Old suit comes back to cost city

DERON TALLEY, EDITOR @DeRonTalley

The City of Gonzales was backed down into a corner at its last council meeting when attorney Scott Frazier and client Bart Melancon of Quality design took the podium requesting payment for a judgment from a suit that stemmed from 2006.

Back in 2006 Melancon was working on Jambalaya Park and the work he performed was defected and needed to be reconstructed. However Melancon said the judge ruled his work was not defected and ruled in his favor for a judgment of approximately $51,200.00. The city appealed the judgment and Quality Design appealed because the judge did not award attorney’s fees. Again the city lost, but granted Quality Design attorney’s fees, all according to Frazier.

From that time until early 2013, for about six years Frazier and his client were unsuccessful in collecting the judgment.

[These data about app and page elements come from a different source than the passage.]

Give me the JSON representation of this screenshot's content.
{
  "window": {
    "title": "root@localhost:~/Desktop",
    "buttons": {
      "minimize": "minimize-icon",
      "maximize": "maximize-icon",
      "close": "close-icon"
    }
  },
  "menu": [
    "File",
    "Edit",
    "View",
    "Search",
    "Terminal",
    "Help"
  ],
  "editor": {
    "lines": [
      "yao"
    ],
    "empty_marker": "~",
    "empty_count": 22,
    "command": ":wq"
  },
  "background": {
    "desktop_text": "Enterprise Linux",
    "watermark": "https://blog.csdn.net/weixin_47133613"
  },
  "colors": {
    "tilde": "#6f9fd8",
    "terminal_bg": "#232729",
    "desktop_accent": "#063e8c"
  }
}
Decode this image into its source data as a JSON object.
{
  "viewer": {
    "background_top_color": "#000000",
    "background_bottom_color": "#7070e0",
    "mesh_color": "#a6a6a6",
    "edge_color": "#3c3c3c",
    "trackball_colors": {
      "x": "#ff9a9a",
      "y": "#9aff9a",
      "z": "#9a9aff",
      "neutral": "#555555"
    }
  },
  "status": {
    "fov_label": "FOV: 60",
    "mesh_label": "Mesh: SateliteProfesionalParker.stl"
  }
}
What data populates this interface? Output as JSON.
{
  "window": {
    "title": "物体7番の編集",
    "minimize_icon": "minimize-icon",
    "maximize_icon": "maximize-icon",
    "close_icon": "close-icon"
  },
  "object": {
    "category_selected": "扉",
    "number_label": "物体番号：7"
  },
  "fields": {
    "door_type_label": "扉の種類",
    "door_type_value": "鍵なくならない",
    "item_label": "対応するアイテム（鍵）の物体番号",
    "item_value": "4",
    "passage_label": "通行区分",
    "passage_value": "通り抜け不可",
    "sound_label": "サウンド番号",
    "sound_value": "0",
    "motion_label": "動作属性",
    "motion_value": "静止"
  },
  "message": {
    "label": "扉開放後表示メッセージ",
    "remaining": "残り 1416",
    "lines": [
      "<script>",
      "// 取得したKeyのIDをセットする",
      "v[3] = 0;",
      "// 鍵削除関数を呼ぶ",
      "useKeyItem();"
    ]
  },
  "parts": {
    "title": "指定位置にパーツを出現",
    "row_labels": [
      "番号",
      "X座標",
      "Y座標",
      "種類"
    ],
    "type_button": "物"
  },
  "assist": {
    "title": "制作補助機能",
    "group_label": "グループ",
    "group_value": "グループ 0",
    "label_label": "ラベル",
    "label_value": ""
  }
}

“It was a final judgment but we were unable to prevail upon the folks with authority to pay the judgment,” Frazier said. “During that time interest accrued substantially.”

Also during that time, Frazier informed the law changed which now provides as writ of mandamus, meaning “when you have a judgment against a public body, you can obtain from the court a writ of mandamus, which essentially directs the mayor to cut a check and pay the judgment,” according to Frazier.

With that, Frazier and Melancon requested the council vote to order the city to pay the judgment and the attorney’s fees as a “moral obligation.” Frazier and Melancon said City Attorney Ryland Percy had sent a check of the judgment for $82,000, but had a release with it and the amount did not cover attorney’s fees, which they had also been awarded.

Lacombe moved to authorize administration to pay the entire bill submitted by Quality Design Construction as of verification from administration the billing of attorney’s fees. In a 3-2 vote, it passed with Lacombe, Timothy Vessel and Terance Irvin giving the yeas, while Kenneth Matassa and Kirk Boudreaux with nays.

According to Frazier, attorney’s fees are about $41,000. However, Frazier said that because Percy held a claim for the city against his client in attempt to suit, it’s become very expensive.

The city filed a lawsuit several years ago claiming it had warranty claims regarding the park, however Frazier said the city has “never done anything with that suit.”

“If you don’t do anything with a suit after three years it dies,” Frazier said. “Every time we come up on the abandonment period, the city attorney would file something to interrupt that three-year period. I’m here to tell you that nothing has been done in that suit of any substance. In September of this year, the suit will abandon, because nothing has been done since September of 2011. What we would like to see is final closure on this unfortunate situation.”

“If it was a legitimate suit, he would’ve brought us to trial a long time ago,” Frazier said.

Percy said the city continues to have an outstanding warranty claim and he continues to “keep that alive.”

“Quality Design installed defective equipment,” Percy said.

Frazier said there was a trial and Judge Kleibert ruled that his client be awarded. The judge heard the evidence and disagreed “my client had done defective work.”

Frazier said Percy was not awarded attorney’s fees, which was he approximates at $45,000.

“So I don’t appreciate a mischaracterization of what happened,” Frazier said. “The only person who has a right to attorney’s fees is my client.”

Percy said he was trying to save the city money, “but if these guys aren’t happy with that they can do what they want.”

Percy said he could ask to for a trial date at anytime and the city would spend money to push the claim and offset the attorney’s fees, if that’s what “you guys want to do.”

Melancon said he took the recommendation from Glenn Shaheen and Associates, the city’s engineers, and “initially things worked well.”

“Some time later another contractor had been hired to fix the problem and my company was notified we were being held responsible for the expense the city paid to that contractor,” Melancon said. “I’m very ready to defend myself against that lawsuit. I spent $41,000. I’ve got an $82,000 check and if I have to spend another $41,000 to defend my company against this frivolous lawsuit.”

Melancon said the total costs for everything right now are approximately around $160,000 for everything if “I did the math right:”

“About $80,000 in attorney’s fees, $50,000 in principal and another $30,000 in interest you have to pay,” Melancon said.

Councilman Terance Irvin said it’s been 10 years of expenses and he just doesn’t “want this to continue.”

Frazier said the city has paid $43,600 to Ryland to defend a $51,000 judgment.

“That’s the facts,” Frazier said. “It’s going to end up costing the city $165,000. You do owe us and we expect (you all) to pay us.”

Percy said over the last 10 years, he’s averaged less than $35,000 a year in billings for this city and that includes “whatever billings for this case.”

“If (you all) think you can go to Donaldsonville or anywhere else and check attorney’s fees, you won’t find a city attorney for a comparable city anywhere that has charged that little money over that same amount of time,” Percy said. “If (you all) think those are absorbent, you can get better representation at a better price from another attorney, I invite you to do so.”

Irvin said you’re service isn’t being questioned, “I promise.”